Now known as Sinapis arvensis; also formerly called Brassica kaber. A common weed along roadsides and in fields. The larger flowers easily distinguish it from the other wlid mustards.
Gray describes the genus and the species:
BRASSICA [Tourn.] L. MUSTARD. TURNIP
Annuals or biennials, with yellow flowers. Lower leaves mostly lyrate, incised, or pinnatifid. (The Latin name of the Cabbage.)

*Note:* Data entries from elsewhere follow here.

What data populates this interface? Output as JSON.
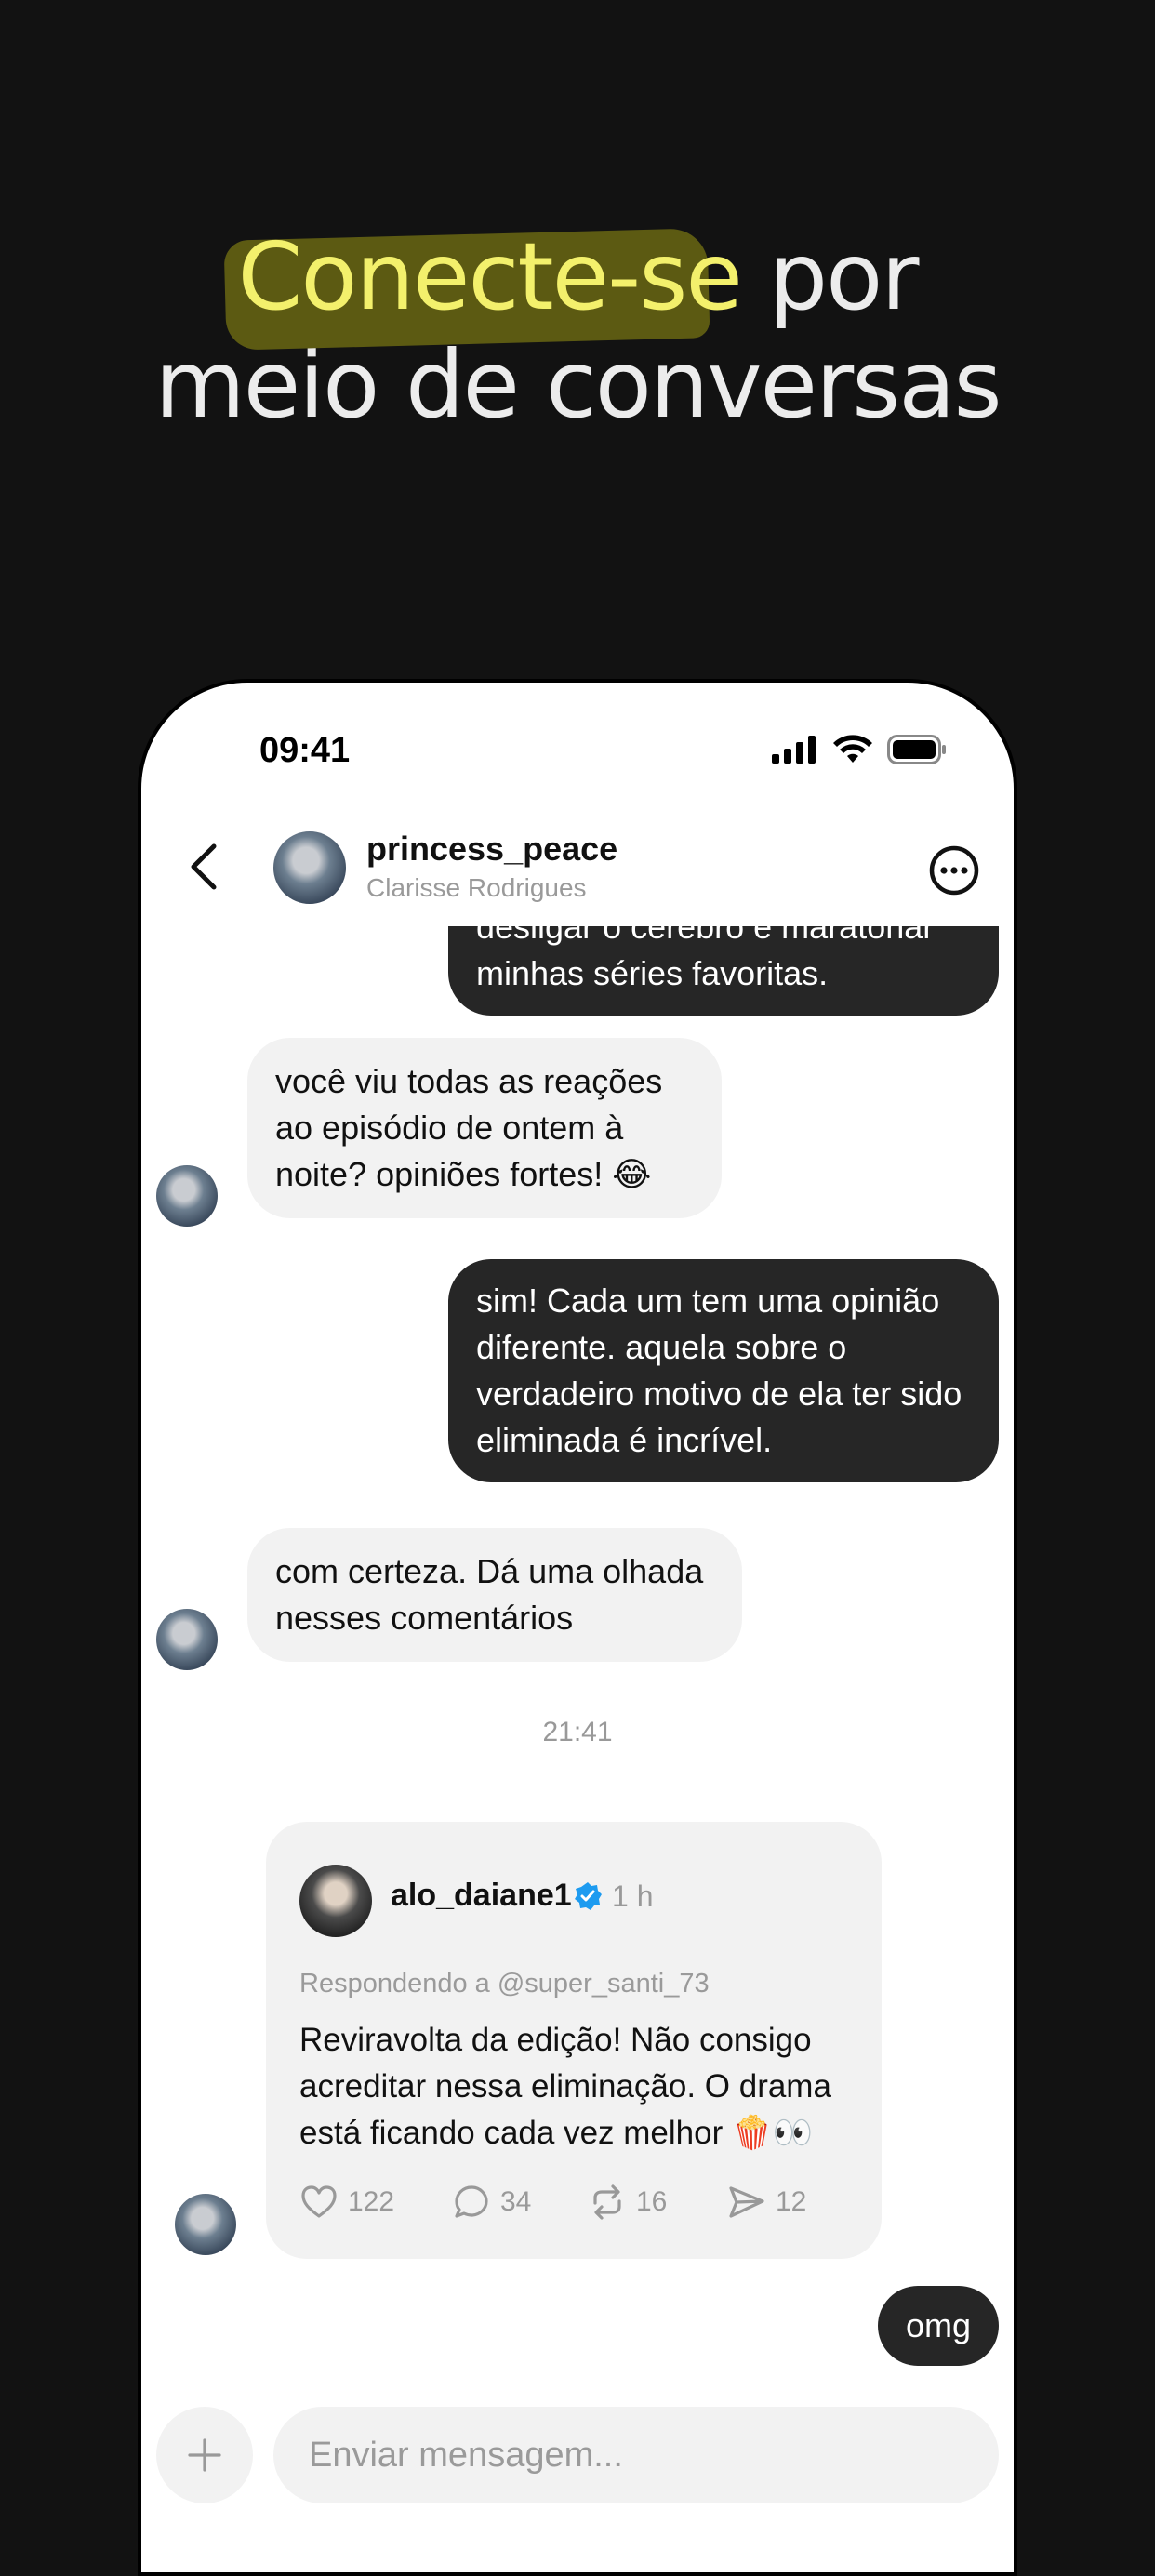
{
  "headline": {
    "highlight": "Conecte-se",
    "line1_rest": " por",
    "line2": "meio de conversas",
    "highlight_color": "#f3f06c"
  },
  "status_bar": {
    "time": "09:41",
    "icons": [
      "signal-icon",
      "wifi-icon",
      "battery-icon"
    ]
  },
  "chat_header": {
    "username": "princess_peace",
    "full_name": "Clarisse Rodrigues",
    "back_icon": "chevron-left-icon",
    "more_icon": "more-options-icon"
  },
  "messages": [
    {
      "direction": "out",
      "text": "desligar o cérebro e maratonar minhas séries favoritas."
    },
    {
      "direction": "in",
      "text": "você viu todas as reações ao episódio de ontem à noite? opiniões fortes! 😂"
    },
    {
      "direction": "out",
      "text": "sim! Cada um tem uma opinião diferente. aquela sobre o verdadeiro motivo de ela ter sido eliminada é incrível."
    },
    {
      "direction": "in",
      "text": "com certeza. Dá uma olhada nesses comentários"
    }
  ],
  "timestamp": "21:41",
  "shared_post": {
    "username": "alo_daiane1",
    "verified": true,
    "time_ago": "1 h",
    "replying_to": "Respondendo a @super_santi_73",
    "text": "Reviravolta da edição! Não consigo acreditar nessa eliminação. O drama está ficando cada vez melhor 🍿👀",
    "likes": "122",
    "comments": "34",
    "reposts": "16",
    "shares": "12"
  },
  "last_message": {
    "direction": "out",
    "text": "omg"
  },
  "composer": {
    "placeholder": "Enviar mensagem..."
  },
  "colors": {
    "background": "#121212",
    "bubble_out": "#262626",
    "bubble_in": "#f2f2f2",
    "verified": "#1d9bf0"
  }
}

B. ARVENSIS (L.) Ktze. (CHARLOCK.) Knotty pods fully one third occupied by a stout 2-cdged beak; upper leaves rhombic, scarcely petioled, merely toothed; fruiting pedicels short, thick; pods smooth or rarely bristly. 4 cm. long. (B. Sinapistrum Boiss.; Sinapis arvensis L.) Noxious weed in grainfields, etc. (Nat. from Eu.)